## Aim of the task
Pick every line from the data below that contains the string "true" and copy it.

## Data records
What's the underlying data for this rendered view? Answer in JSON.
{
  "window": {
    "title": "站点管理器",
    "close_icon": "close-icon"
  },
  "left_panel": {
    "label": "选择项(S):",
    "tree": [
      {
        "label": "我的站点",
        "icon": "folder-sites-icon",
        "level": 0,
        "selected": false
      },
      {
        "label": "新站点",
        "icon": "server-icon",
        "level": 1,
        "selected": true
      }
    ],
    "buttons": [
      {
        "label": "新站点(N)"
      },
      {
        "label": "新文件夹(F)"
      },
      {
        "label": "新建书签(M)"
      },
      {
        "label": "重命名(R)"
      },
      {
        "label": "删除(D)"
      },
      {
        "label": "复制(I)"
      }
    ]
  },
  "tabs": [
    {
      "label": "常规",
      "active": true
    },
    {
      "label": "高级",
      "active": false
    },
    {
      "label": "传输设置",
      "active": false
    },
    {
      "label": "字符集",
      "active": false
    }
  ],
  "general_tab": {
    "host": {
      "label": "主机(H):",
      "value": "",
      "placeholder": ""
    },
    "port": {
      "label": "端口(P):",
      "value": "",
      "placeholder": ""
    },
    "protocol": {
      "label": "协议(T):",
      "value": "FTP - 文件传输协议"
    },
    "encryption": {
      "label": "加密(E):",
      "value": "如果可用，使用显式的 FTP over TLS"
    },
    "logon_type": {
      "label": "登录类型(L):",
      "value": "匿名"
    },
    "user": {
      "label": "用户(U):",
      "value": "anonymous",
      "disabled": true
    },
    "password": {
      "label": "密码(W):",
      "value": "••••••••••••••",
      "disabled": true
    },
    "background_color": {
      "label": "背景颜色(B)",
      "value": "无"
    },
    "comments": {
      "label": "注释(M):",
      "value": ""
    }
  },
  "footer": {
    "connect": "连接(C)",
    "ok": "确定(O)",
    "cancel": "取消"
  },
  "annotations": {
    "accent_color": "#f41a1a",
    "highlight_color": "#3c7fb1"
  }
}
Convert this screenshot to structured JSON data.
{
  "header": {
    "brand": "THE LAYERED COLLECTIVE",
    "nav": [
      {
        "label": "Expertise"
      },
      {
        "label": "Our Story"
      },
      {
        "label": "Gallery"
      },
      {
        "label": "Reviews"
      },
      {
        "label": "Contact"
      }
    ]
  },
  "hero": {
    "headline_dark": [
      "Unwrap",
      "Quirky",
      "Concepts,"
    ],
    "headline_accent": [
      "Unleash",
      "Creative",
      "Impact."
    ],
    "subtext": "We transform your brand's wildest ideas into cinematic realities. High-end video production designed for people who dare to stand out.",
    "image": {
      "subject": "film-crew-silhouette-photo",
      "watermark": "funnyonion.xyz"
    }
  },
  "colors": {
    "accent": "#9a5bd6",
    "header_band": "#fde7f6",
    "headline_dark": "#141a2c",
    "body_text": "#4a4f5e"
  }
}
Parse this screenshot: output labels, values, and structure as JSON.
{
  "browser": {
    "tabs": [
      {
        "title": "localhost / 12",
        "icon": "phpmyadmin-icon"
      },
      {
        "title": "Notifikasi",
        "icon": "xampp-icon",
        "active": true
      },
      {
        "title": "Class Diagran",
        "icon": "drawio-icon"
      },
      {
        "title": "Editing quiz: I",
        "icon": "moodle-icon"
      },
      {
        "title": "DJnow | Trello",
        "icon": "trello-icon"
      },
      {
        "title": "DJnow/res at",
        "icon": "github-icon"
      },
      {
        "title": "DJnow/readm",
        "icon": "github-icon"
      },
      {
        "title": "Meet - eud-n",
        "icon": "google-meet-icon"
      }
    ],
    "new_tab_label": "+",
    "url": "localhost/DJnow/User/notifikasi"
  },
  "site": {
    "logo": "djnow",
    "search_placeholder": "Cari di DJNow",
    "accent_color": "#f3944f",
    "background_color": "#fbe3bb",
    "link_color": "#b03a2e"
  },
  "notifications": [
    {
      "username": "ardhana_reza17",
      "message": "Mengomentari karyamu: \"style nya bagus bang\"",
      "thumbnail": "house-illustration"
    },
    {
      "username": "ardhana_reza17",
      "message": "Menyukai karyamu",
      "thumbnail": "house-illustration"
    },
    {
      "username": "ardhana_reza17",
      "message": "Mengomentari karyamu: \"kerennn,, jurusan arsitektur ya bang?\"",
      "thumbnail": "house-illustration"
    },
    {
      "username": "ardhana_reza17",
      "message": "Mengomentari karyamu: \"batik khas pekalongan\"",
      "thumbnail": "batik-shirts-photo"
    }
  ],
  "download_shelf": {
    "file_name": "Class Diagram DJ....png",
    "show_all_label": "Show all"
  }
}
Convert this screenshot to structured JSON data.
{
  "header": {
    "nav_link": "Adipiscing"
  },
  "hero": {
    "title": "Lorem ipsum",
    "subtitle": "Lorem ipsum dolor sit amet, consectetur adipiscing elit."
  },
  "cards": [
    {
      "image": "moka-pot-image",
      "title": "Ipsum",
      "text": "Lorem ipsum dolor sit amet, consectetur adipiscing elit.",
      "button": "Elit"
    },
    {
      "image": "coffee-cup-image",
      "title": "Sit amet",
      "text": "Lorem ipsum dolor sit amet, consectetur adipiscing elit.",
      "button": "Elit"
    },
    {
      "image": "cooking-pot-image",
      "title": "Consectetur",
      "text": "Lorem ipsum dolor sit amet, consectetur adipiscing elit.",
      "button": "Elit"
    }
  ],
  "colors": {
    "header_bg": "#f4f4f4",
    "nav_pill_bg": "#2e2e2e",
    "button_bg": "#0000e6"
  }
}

## Result for this exercise
        "selected": true
      "active": true
      "disabled": true
      "disabled": true
        "active": true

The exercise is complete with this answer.